SAN FRANCISCO -- A computer virus rampaged through corporate systems, devouring files, crippling e-mail systems and affecting thousands of computers Tuesday, according to anti-virus experts.
The Mini-Zip virus, related to one that caused a serious outbreak in June, was expected to renew its assault Wednesday morning as unsuspecting users checked their e-mail inboxes.
Sal Viveros, a marketing manager for Santa Clara-based Network Associates, which makes the McAfee anti-virus software, said some 20 large corporations had been affected by Tuesday evening.
Schrader said he fielded complaints of significant problems from four Fortune 500 companies and scores of smaller companies.
Mini-Zip is the worst outbreak since its parent bug, Worm.Explore.Zip, struck last summer. Worm.Explore.Zip was considered the most destructive virus since the infamous Melissa outbreak in the spring.
"The last time this virus came along it affected tens of thousands -- maybe hundreds of thousands of computers and caused millions of dollars in damage," said Dan Schrader, vice president of new technology at Trend Micro in Cupertino. "It's malicious and fast-spreading. We consider this to be high-risk."

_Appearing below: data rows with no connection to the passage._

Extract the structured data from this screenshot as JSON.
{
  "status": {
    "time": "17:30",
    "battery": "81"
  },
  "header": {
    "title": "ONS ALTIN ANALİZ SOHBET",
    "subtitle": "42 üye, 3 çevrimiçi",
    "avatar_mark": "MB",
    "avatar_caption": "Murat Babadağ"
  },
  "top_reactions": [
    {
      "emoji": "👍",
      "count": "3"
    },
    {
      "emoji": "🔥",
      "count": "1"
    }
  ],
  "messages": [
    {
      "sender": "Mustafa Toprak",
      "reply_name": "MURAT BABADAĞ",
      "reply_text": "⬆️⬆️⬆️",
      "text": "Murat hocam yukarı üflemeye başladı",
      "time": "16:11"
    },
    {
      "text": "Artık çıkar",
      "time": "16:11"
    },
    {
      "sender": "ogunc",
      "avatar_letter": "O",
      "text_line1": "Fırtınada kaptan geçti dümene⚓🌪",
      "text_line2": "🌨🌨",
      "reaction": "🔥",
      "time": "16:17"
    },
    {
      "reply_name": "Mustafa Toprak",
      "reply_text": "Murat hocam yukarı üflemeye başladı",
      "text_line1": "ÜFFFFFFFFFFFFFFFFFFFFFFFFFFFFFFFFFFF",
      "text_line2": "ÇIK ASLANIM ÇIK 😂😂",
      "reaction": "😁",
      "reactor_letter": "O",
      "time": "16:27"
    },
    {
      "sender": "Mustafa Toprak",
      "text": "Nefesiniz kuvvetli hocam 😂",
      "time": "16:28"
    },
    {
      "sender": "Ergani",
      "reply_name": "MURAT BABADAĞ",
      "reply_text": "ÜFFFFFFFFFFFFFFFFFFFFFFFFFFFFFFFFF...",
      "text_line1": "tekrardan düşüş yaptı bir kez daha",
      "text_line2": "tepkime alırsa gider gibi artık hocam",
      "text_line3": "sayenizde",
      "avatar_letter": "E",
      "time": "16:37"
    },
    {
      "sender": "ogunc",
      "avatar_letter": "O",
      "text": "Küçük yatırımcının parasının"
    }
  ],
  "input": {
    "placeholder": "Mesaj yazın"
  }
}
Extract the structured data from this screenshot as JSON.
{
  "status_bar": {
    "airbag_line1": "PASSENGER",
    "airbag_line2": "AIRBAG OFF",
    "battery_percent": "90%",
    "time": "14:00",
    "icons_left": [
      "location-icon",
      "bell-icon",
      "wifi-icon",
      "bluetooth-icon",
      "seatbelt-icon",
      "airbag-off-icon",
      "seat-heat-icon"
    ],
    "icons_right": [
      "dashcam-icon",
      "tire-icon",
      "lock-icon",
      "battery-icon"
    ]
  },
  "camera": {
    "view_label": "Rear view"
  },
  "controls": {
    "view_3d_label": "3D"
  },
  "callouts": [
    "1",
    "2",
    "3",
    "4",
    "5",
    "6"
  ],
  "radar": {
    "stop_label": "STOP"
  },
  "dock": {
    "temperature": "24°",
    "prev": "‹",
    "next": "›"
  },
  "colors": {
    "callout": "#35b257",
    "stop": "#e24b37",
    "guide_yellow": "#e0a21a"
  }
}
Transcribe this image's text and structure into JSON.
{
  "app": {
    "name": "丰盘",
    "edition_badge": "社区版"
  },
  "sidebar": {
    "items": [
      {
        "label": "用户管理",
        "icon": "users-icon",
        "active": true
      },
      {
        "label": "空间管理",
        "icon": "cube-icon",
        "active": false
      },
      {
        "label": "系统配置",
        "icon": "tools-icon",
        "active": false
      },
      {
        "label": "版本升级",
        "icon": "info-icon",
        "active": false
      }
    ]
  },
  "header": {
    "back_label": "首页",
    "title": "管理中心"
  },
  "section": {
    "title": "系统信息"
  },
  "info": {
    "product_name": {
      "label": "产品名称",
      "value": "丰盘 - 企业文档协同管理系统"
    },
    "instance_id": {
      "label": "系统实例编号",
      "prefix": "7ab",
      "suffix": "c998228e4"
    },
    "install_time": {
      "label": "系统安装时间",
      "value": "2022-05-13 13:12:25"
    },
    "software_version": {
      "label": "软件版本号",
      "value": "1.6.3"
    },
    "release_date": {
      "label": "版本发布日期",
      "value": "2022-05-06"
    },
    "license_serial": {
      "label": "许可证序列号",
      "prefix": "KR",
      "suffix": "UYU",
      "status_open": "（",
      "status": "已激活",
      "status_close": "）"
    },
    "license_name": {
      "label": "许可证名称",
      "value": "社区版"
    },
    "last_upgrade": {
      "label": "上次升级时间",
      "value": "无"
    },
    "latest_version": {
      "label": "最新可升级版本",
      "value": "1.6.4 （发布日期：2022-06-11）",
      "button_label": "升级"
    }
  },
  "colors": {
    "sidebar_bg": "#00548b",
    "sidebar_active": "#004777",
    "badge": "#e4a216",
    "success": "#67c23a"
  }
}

Anti-virus experts said the bug gets loose from an infected system as a seemingly friendly reply to a clean e-mail sent via the Microsoft Outlook, Outlook Express or Exchange browsers.
The virus intercepts the original message and automatically sends itself as a response -- even changing the subject line from, for example, "Work Meeting" to "Re: Work Meeting."
The body of the message reads: "Hi (recipient's name)! I received your e-mail and I shall send you an e-mail ASAP. Till then, take a look the attached zipped docs. bye."
The e-mail contains an attachment called "zipped--files.exe." If a user double-clicks on the attachment, the virus is set loose in the new victim's system.
It then destroys a series of files in a computer's hard drive by replacing them with empty files.
Anti-virus experts cautioned users against opening e-mails if they do not know the sender or why they were sent. They said the virus could be fought with updated antiviral software.